→ **Task brief**
Return a copy of every line in the data below that contains "been".

→ **Extracted data**
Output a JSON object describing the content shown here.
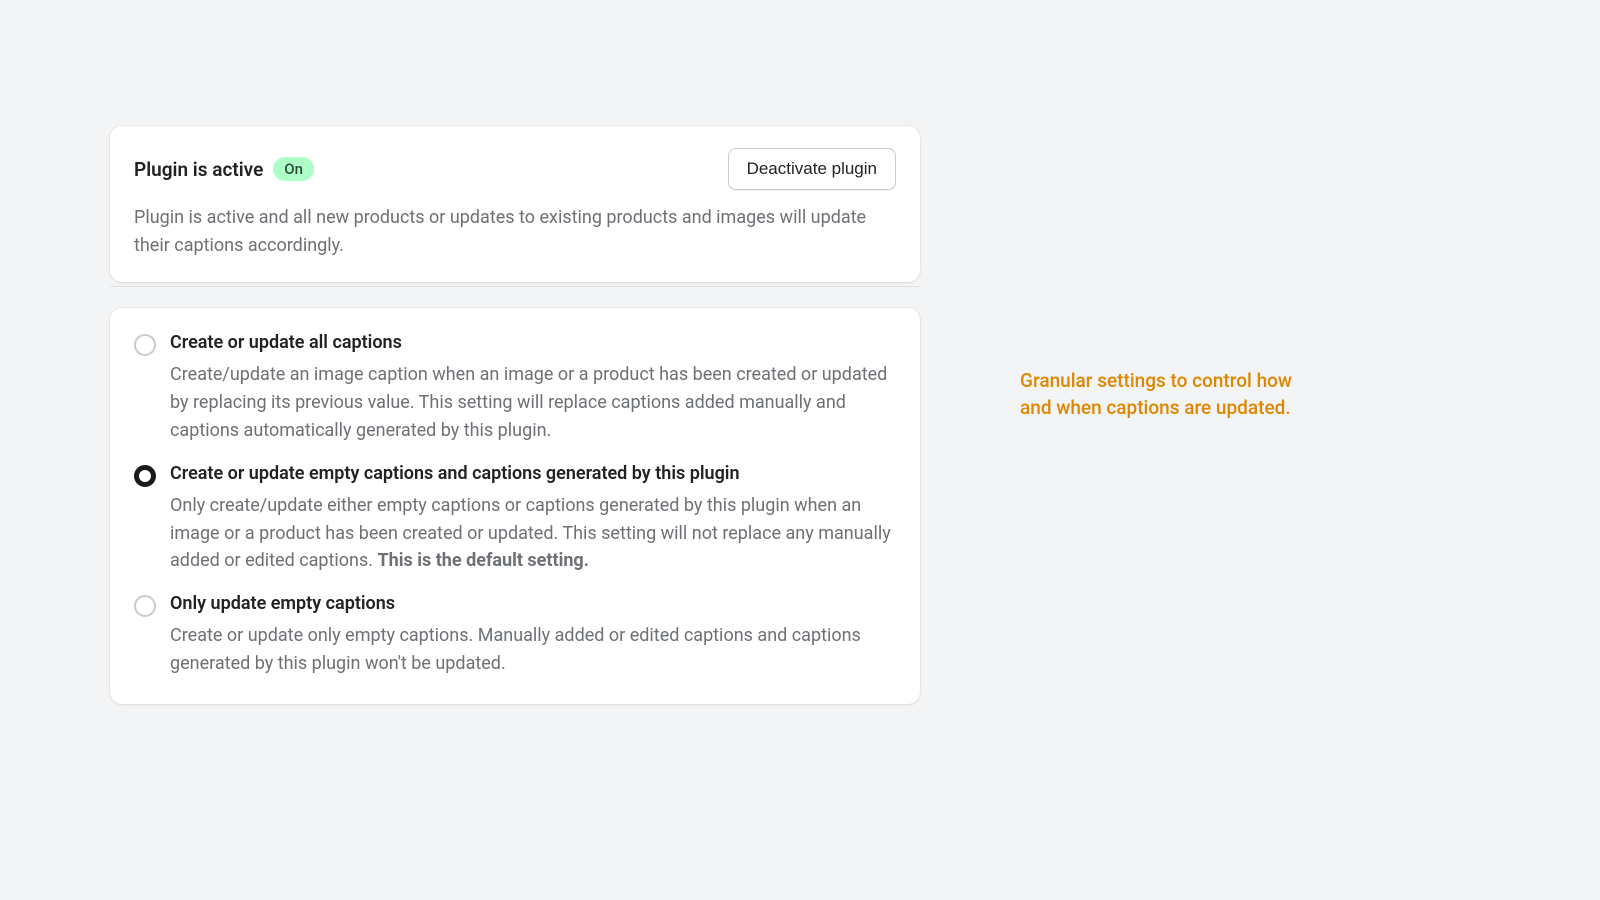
{
  "status": {
    "title": "Plugin is active",
    "badge": "On",
    "button": "Deactivate plugin",
    "description": "Plugin is active and all new products or updates to existing products and images will update their captions accordingly."
  },
  "options": [
    {
      "title": "Create or update all captions",
      "desc": "Create/update an image caption when an image or a product has been created or updated by replacing its previous value. This setting will replace captions added manually and captions automatically generated by this plugin.",
      "emphasis": "",
      "selected": false
    },
    {
      "title": "Create or update empty captions and captions generated by this plugin",
      "desc": "Only create/update either empty captions or captions generated by this plugin when an image or a product has been created or updated. This setting will not replace any manually added or edited captions. ",
      "emphasis": "This is the default setting.",
      "selected": true
    },
    {
      "title": "Only update empty captions",
      "desc": "Create or update only empty captions. Manually added or edited captions and captions generated by this plugin won't be updated.",
      "emphasis": "",
      "selected": false
    }
  ],
  "annotation": "Granular settings to control how and when captions are updated."
}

→ **Exercise output**
      "desc": "Create/update an image caption when an image or a product has been created or updated by replacing its previous value. This setting will replace captions added manually and captions automatically generated by this plugin.",
      "desc": "Only create/update either empty captions or captions generated by this plugin when an image or a product has been created or updated. This setting will not replace any manually added or edited captions. ",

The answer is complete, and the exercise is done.